The Ellesmere Port-raised, Liverpool-based Prowse is a great writer and frontman, leading on this occasion a 7-piece Amsterdam, which apart from himself on vocals and guitar, featured Johnny Barlow (guitar), Mike Neary (keyboards), Laura McKinley (violin), Fiona McConnell (flute and whistle), Dave Mastrocola (bass) and debutant Guy Davies (drum) . . . and also, not forgetting the legendary Mikey . . . the band's very own Bez!
The most entertaining set started with the superb “God And Man” off the new album, with a good sprinkling of classic Pele thrown in, with a rousing “Fireworks” from all the way back in 1992, featuring the girls in the band – Laura McKinley and Fiona McConnell; another early highlight was the title track of the Amsterdam “Arm In Arm” release, and also from that, the gorgeous “Home” . . . probably my favourite Ian Prowse song.
It was back to “Who Loves Ya Baby” for the moving and poignant “Lest We Forget”, written by Alun Rhys Jones, about the young men who went off to the First World War, many never to return; the very funky “I Did It For Love” had the full band firing on all cylinders, with Mikey taking to the Telford's Warehouse floor for more room to throw his 'shapes'! Ian is also a natural raconteur and told of going for a walk before the gig and seeing the spot in Eastgate Streetwhere he used to busk for years outside Browns of Chester, now Debenhams, which led to the excellent “Name And Number”.
Every song was a gem really, but other highlights included a debut live performance for “The Emigrant”; an absolutely storming “Joe's Kiss”, written about one of Ian's heroes, Joe Strummer . . . and a further 'doff of the cap' saw a blistering “London's Calling” performed.

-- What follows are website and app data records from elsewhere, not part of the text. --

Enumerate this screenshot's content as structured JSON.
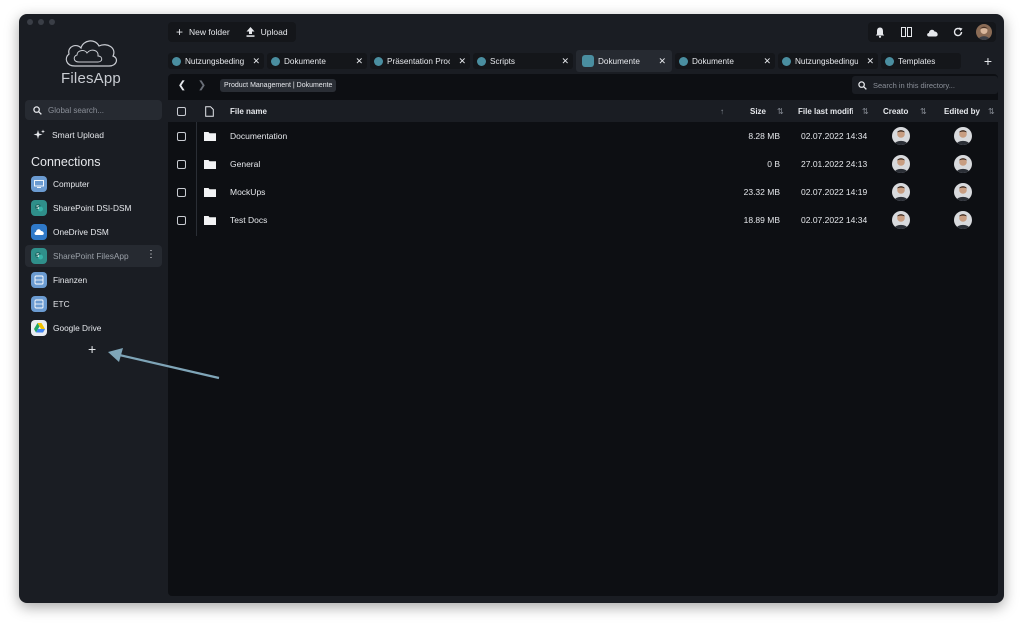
{
  "app": {
    "name": "FilesApp"
  },
  "sidebar": {
    "search_placeholder": "Global search...",
    "smart_upload": "Smart Upload",
    "connections_title": "Connections",
    "connections": [
      {
        "label": "Computer",
        "icon": "computer-icon",
        "color": "#6b9bd1"
      },
      {
        "label": "SharePoint DSI-DSM",
        "icon": "sharepoint-icon",
        "color": "#2f8f8a"
      },
      {
        "label": "OneDrive DSM",
        "icon": "onedrive-icon",
        "color": "#2f79c8"
      },
      {
        "label": "SharePoint FilesApp",
        "icon": "sharepoint-icon",
        "color": "#2f8f8a"
      },
      {
        "label": "Finanzen",
        "icon": "drive-icon",
        "color": "#6b9bd1"
      },
      {
        "label": "ETC",
        "icon": "drive-icon",
        "color": "#6b9bd1"
      },
      {
        "label": "Google Drive",
        "icon": "google-drive-icon",
        "color": "#f2c200"
      }
    ],
    "add_connection": "+"
  },
  "toolbar": {
    "new_folder": "New folder",
    "upload": "Upload"
  },
  "tabs": [
    {
      "label": "Nutzungsbedingu",
      "active": false
    },
    {
      "label": "Dokumente",
      "active": false
    },
    {
      "label": "Präsentation Proc",
      "active": false
    },
    {
      "label": "Scripts",
      "active": false
    },
    {
      "label": "Dokumente",
      "active": true
    },
    {
      "label": "Dokumente",
      "active": false
    },
    {
      "label": "Nutzungsbedingu",
      "active": false
    },
    {
      "label": "Templates",
      "active": false
    }
  ],
  "breadcrumb": "Product Management | Dokumente",
  "dir_search_placeholder": "Search in this directory...",
  "table": {
    "columns": {
      "name": "File name",
      "size": "Size",
      "modified": "File last modifi",
      "created": "Creato",
      "edited": "Edited by"
    },
    "rows": [
      {
        "name": "Documentation",
        "size": "8.28 MB",
        "modified": "02.07.2022 14:34"
      },
      {
        "name": "General",
        "size": "0 B",
        "modified": "27.01.2022 24:13"
      },
      {
        "name": "MockUps",
        "size": "23.32 MB",
        "modified": "02.07.2022 14:19"
      },
      {
        "name": "Test Docs",
        "size": "18.89 MB",
        "modified": "02.07.2022 14:34"
      }
    ]
  },
  "colors": {
    "accent": "#7fa5b8",
    "window_bg": "#1a1d23",
    "panel_bg": "#0d0f13"
  }
}
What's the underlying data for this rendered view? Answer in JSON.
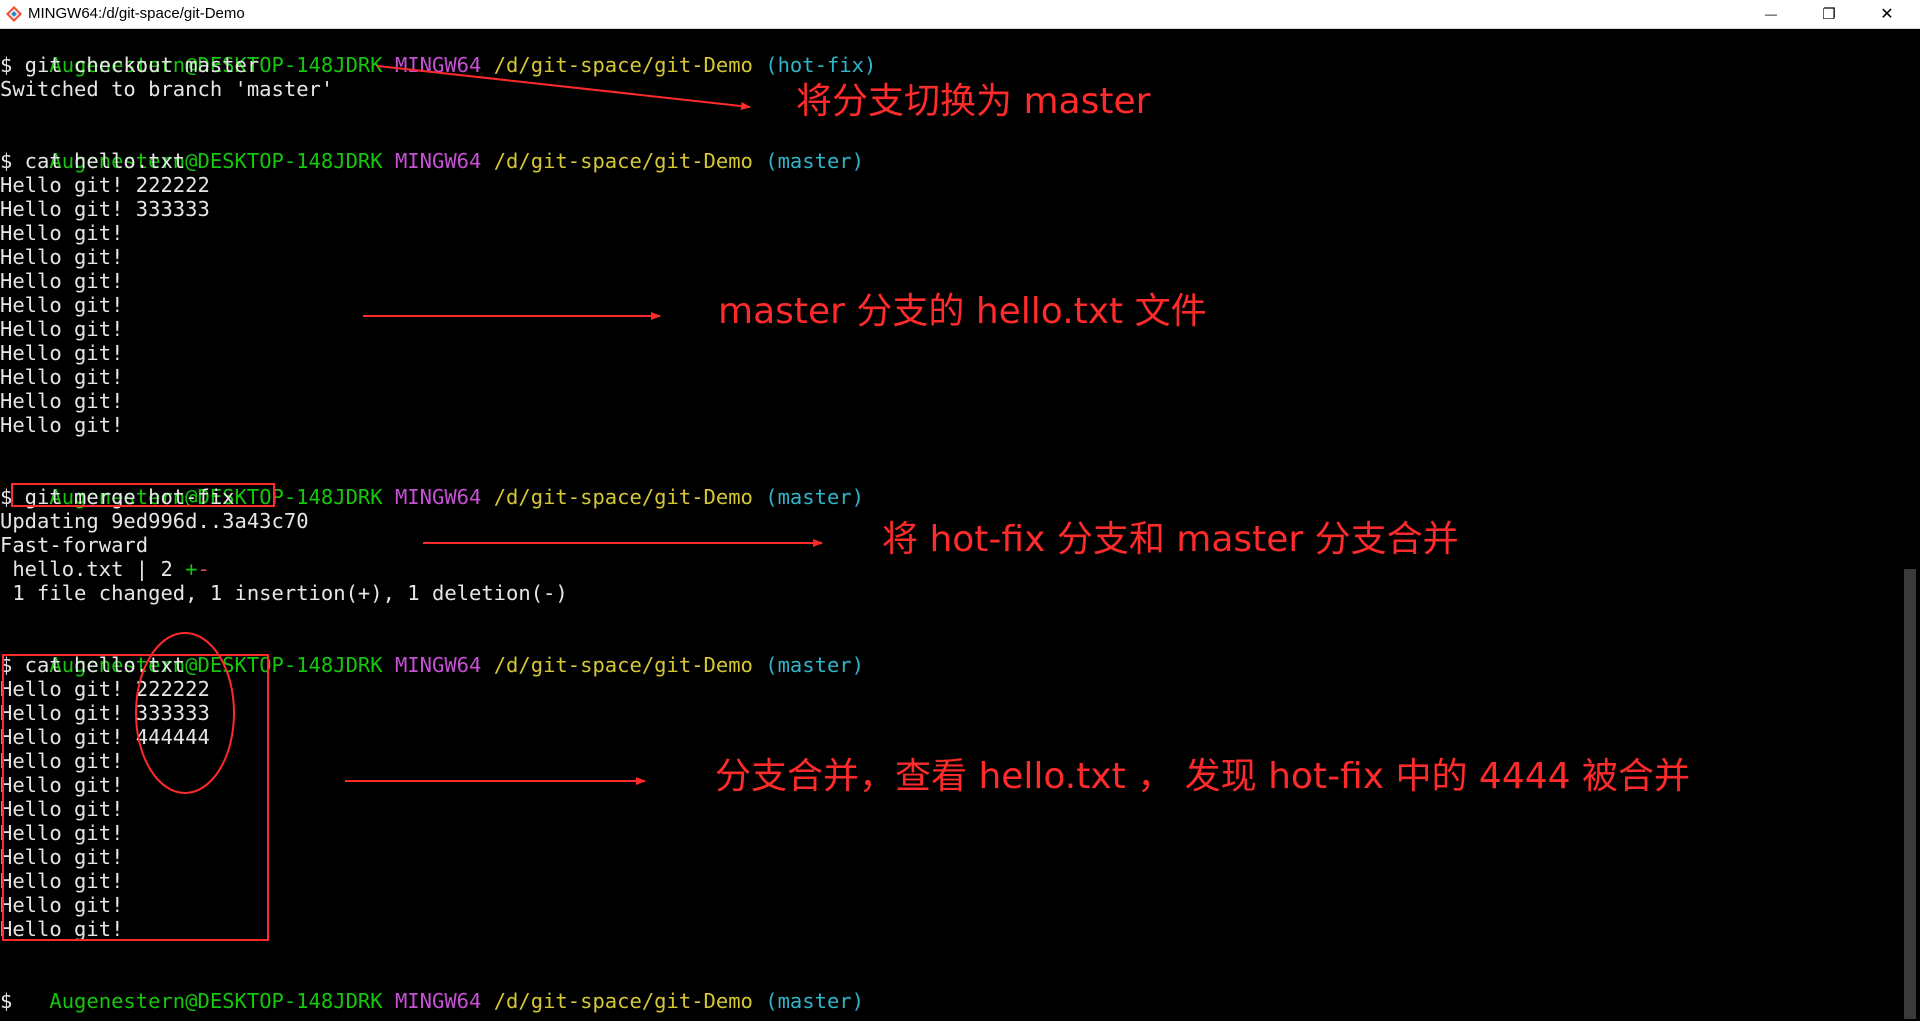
{
  "window": {
    "title": "MINGW64:/d/git-space/git-Demo",
    "minimize_glyph": "—",
    "restore_glyph": "❐",
    "close_glyph": "✕"
  },
  "prompt": {
    "user": "Augenestern@DESKTOP-148JDRK",
    "system": "MINGW64",
    "path": "/d/git-space/git-Demo"
  },
  "terminal": {
    "branch_1": "(hot-fix)",
    "branch_2": "(master)",
    "cmd_1": "$ git checkout master",
    "out_1": "Switched to branch 'master'",
    "cmd_2": "$ cat hello.txt",
    "out_2": [
      "Hello git! 222222",
      "Hello git! 333333",
      "Hello git!",
      "Hello git!",
      "Hello git!",
      "Hello git!",
      "Hello git!",
      "Hello git!",
      "Hello git!",
      "Hello git!",
      "Hello git!"
    ],
    "cmd_3": "$ git merge hot-fix",
    "out_3": [
      "Updating 9ed996d..3a43c70",
      "Fast-forward"
    ],
    "diffstat_prefix": " hello.txt | 2 ",
    "diffstat_plus": "+",
    "diffstat_minus": "-",
    "summary": " 1 file changed, 1 insertion(+), 1 deletion(-)",
    "cmd_4": "$ cat hello.txt",
    "out_4": [
      "Hello git! 222222",
      "Hello git! 333333",
      "Hello git! 444444",
      "Hello git!",
      "Hello git!",
      "Hello git!",
      "Hello git!",
      "Hello git!",
      "Hello git!",
      "Hello git!",
      "Hello git!"
    ],
    "cursor_prompt": "$"
  },
  "annotations": {
    "color": "#ff2a2a",
    "a1": "将分支切换为 master",
    "a2": "master 分支的 hello.txt 文件",
    "a3": "将 hot-fix 分支和 master 分支合并",
    "a4": "分支合并，查看 hello.txt ， 发现 hot-fix 中的 4444 被合并"
  },
  "colors": {
    "user": "#16c60c",
    "system": "#c74fd6",
    "path": "#d6c733",
    "branch": "#2fb5c9",
    "text": "#e6e6e6",
    "background": "#000000"
  }
}
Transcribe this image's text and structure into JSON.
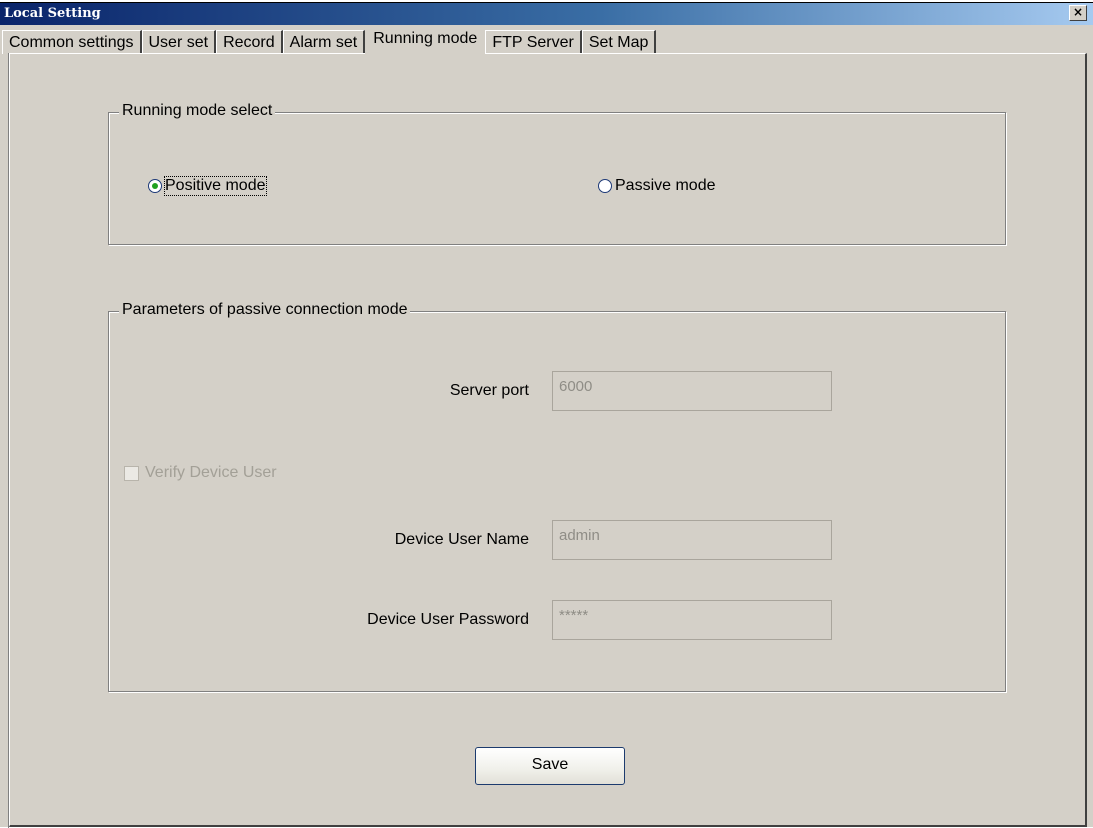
{
  "window": {
    "title": "Local Setting",
    "close_glyph": "✕"
  },
  "tabs": [
    {
      "label": "Common settings"
    },
    {
      "label": "User set"
    },
    {
      "label": "Record"
    },
    {
      "label": "Alarm set"
    },
    {
      "label": "Running mode",
      "active": true
    },
    {
      "label": "FTP Server"
    },
    {
      "label": "Set Map"
    }
  ],
  "running_mode": {
    "legend": "Running mode select",
    "positive_label": "Positive mode",
    "passive_label": "Passive  mode",
    "selected": "positive"
  },
  "passive_params": {
    "legend": "Parameters of passive connection mode",
    "server_port_label": "Server port",
    "server_port_value": "6000",
    "verify_label": "Verify Device User",
    "verify_checked": false,
    "user_name_label": "Device User Name",
    "user_name_value": "admin",
    "password_label": "Device User Password",
    "password_value": "*****"
  },
  "save_label": "Save",
  "icons": {
    "close": "close-icon",
    "radio": "radio-icon",
    "checkbox": "checkbox-icon"
  }
}
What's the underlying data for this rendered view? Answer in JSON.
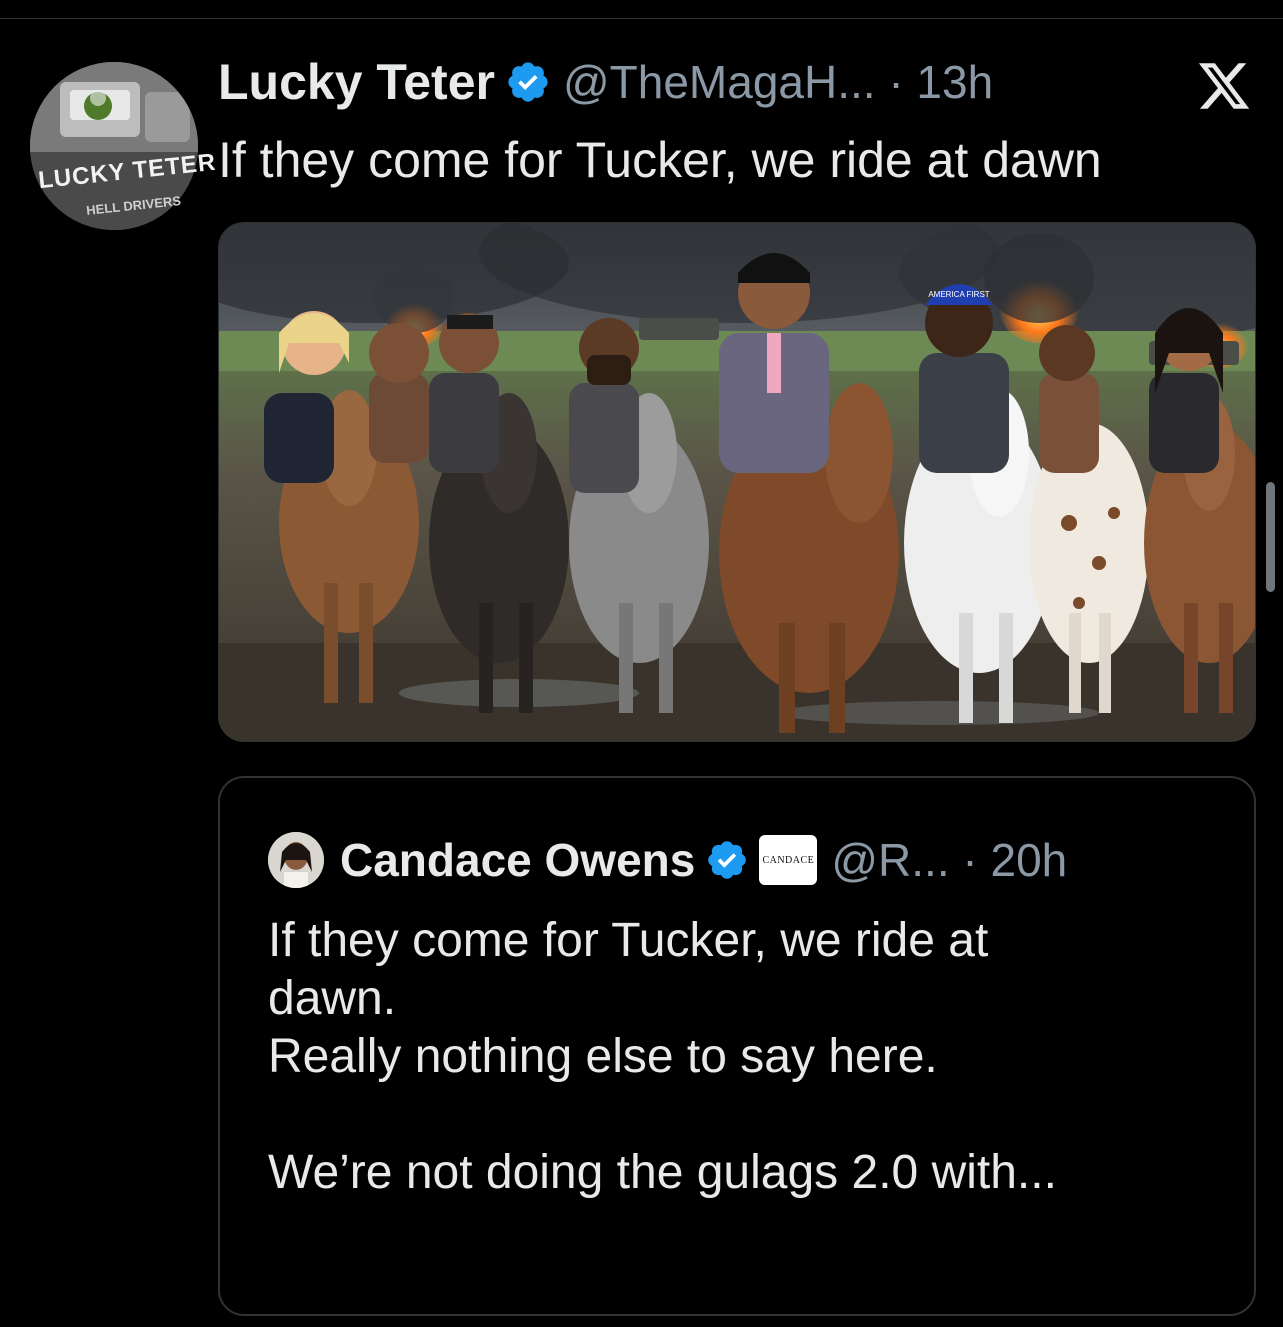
{
  "tweet": {
    "author_name": "Lucky Teter",
    "handle_time": "@TheMagaH... · 13h",
    "text": "If they come for Tucker, we ride at dawn",
    "avatar_logo": "LUCKY TETER",
    "avatar_sub": "HELL DRIVERS",
    "image_cap_text": "AMERICA FIRST"
  },
  "quoted": {
    "author_name": "Candace Owens",
    "affiliation_badge": "CANDACE",
    "handle_time": "@R... · 20h",
    "lines": [
      "If they come for Tucker, we ride at",
      "dawn.",
      "Really nothing else to say here.",
      "",
      "We’re not doing the gulags 2.0 with..."
    ]
  },
  "colors": {
    "background": "#000000",
    "text": "#e7e9ea",
    "secondary": "#8b98a5",
    "verified": "#1d9bf0",
    "border": "#2f3336"
  },
  "icons": [
    "verified-badge-icon",
    "x-logo-icon"
  ]
}
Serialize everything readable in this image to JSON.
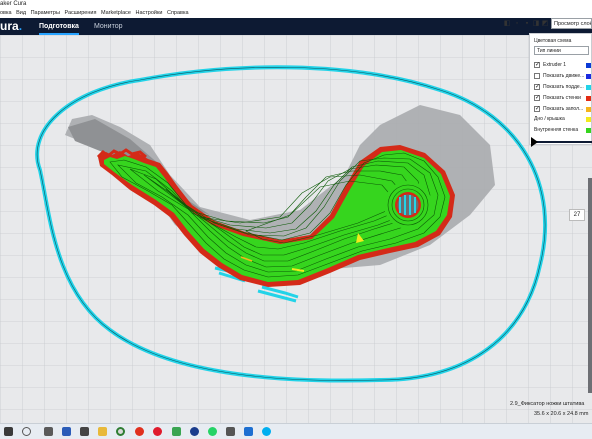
{
  "window": {
    "title": "aker Cura"
  },
  "menu": [
    "овка",
    "Вид",
    "Параметры",
    "Расширения",
    "Marketplace",
    "Настройки",
    "Справка"
  ],
  "header": {
    "logo": "ura",
    "logo_dot": ".",
    "stages": [
      "Подготовка",
      "Монитор"
    ]
  },
  "view_controls": {
    "icons": [
      "3d-view-icon",
      "front-view-icon",
      "top-view-icon",
      "left-view-icon",
      "right-view-icon"
    ],
    "mode_select": "Просмотр слоёв"
  },
  "preview_panel": {
    "color_scheme_label": "Цветовая схема",
    "color_scheme_value": "Тип линии",
    "items": [
      {
        "label": "Extruder 1",
        "checked": true,
        "color": "#0b3bd6"
      },
      {
        "label": "Показать движе...",
        "checked": false,
        "color": "#1b2be0"
      },
      {
        "label": "Показать подде...",
        "checked": true,
        "color": "#23d3e8"
      },
      {
        "label": "Показать стенки",
        "checked": true,
        "color": "#e32b14"
      },
      {
        "label": "Показать запол...",
        "checked": true,
        "color": "#f4b51c"
      },
      {
        "label": "Дно / крышка",
        "checked": null,
        "color": "#f2ea1d"
      },
      {
        "label": "Внутренняя стенка",
        "checked": null,
        "color": "#36d51e"
      }
    ]
  },
  "layer": {
    "current": "27"
  },
  "object": {
    "name": "2.9_Фиксатор ножки штатива",
    "dimensions": "35.6 x 20.6 x 24.8 mm"
  },
  "taskbar": {
    "icons": [
      "windows-start-icon",
      "search-icon",
      "task-view-icon",
      "calculator-icon",
      "word-icon",
      "app-icon",
      "explorer-icon",
      "chrome-icon",
      "yandex-icon",
      "opera-icon",
      "maps-icon",
      "cura-icon",
      "whatsapp-icon",
      "app-icon-2",
      "mail-icon",
      "skype-icon"
    ]
  }
}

The set ended with the modern classic and possibly the best known Ian Prowse song, the moving “Does This Train Stop On Merseyside”, with the audience helping out with the words!
A much deserved encore saw the band just stay on stage and perform the lovely “Maybe There Is A God After All” , written about Ian's daughter, Rosalita . . . it's a Celtic stormer and was a fitting end to a most memorable evening. Even with some personnel changes, the band were all on top form. If you get the chance to go and see Ian Prowse & Amsterdam take it . . . you're sure to head home with a large smile on your face!